August 11, 2012

PROVO — When Madison Perry, a Brigham Young University student from Provo, moves in to the new Village at South Campus on Aug. 20, she will be living in a first-of-its-kind student housing project in the state. According to Scott Clements, the owner’s representative, projects like this are few and far between.

“This is very exciting for me,” Perry said.

Her mother Kathryn Perry added, “This is a wonderful opportunity for her to meet a lot of people in her college experience. It also provides safety.”

Madison Perry will be one of 944 students at the new complex that features valet trash service, towel service at the state-of-the-art fitness facility and a personal wireless network for each tenant.

The Village at South Campus at 605 E. 600 North consists of two five-story residential towers. The main building has a two-story common area with a swimming pool and hot tub, grocery market, two restaurants, lounge, several group study areas and a grassy area with outdoor grills and picnic areas. Each apartment has four bedrooms, two bathrooms and a laundry room. Apartments are 1,100 to 1,600 square feet, and rent ranges from $375 to $475 a month. The complex also offers ADA-approved apartments with larger hallways, accessible appliances and bathrooms with easy access showers with seating. Each apartment also comes with a large storage closet.

The complex offers 690 parking stalls, enough for about three-fourths of its tenants at any one time. About 590 of those will be underground in the one-level parking garage.

A ribbon-cutting was held Friday for dignitaries and the public to take tours of the complex. Provo Mayor John Curtis, who attended BYU and lived in the King Henry Apartments as a student, said the new complex was “truly amazing.” The city is paying special attention to how the parking situation affects the surrounding Joaquin neighborhood.

“We’re watching the parking situation and are optimistic,” Curtis said. “The underground parking is the same footprint as the complex.”

Jeff Rust, director of Corporate Alliance, took the tour as well.

“My favorite part is the natural areas for connecting for the students,” he said. “It was done with a purposeful decision in bringing people together.”

Rust said his only college housing experience was living in the dorms at BYU.

Jamie Dunn, one of three partners of Peak Capital, the developers of the project, said, “We are trying to bring a higher quality to the student marketplace.

“Anytime you do a development of this sort there are issues the city and the developer must work through. As we’ve come to the end this has truly been a positive experience,” Dunn added.

While the complex looks more like a hotel — it even features restaurant room service — it’s not just for rich kids, Dunn said. “There are people who have moved in here just for the high security. Parents are willing to spend $30 more for that.”

The complex sits on the site of the former Joaquin Elementary School and has been in development for several years. The site sat vacant for some years after the original developer went bankrupt. The project finally began moving forward again in 2010.

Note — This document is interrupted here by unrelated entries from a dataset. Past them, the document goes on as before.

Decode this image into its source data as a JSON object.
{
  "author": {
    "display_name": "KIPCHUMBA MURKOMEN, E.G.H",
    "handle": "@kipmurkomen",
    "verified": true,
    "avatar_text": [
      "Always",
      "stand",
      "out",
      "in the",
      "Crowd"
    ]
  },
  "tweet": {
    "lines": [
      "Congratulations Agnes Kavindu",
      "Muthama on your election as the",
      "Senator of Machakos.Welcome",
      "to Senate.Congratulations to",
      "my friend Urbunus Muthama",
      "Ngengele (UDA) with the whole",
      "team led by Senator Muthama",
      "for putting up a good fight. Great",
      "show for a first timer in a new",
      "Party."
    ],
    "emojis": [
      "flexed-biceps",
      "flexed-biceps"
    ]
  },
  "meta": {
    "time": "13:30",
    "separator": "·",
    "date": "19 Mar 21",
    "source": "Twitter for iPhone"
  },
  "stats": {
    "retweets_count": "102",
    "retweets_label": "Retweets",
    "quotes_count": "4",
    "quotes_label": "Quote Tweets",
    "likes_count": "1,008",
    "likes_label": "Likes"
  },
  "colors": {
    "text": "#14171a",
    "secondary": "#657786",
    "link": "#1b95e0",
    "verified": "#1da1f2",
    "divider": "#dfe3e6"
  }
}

Late last year Dunn said they were trying to decide what to call the place but people kept pronouncing “Joaquin” different ways. Instead of using the old name they had a naming contest. The student whose name was chosen would get a year of free rent.

At the time Jordan Bready, a junior from American Fork, was serving an LDS mission in Taipei, Taiwan. Her father sent her an email about the contest. “I had lived in a tiny house just south of campus. I had seen pictures of the project going up. It looked like a village, so I named it the Village at South Campus.”

Bready found out she had won the contest soon after she returned home. “I thought I was never going to live in a place like this until I was 45. I’m a poor returned missionary and I am so excited.”

The complex is BYU-approved and is open to students from BYU and Utah Valley University willing to live by BYU housing standards. Taking one class, even an LDS Institute class, qualify a person as a student if they agree with the contract.

According to Dunn, 93 percent of the units have been rented with only rooms for men available. He anticipates it will be filled before school starts in three weeks. There is a waiting list.

Original Article | PDF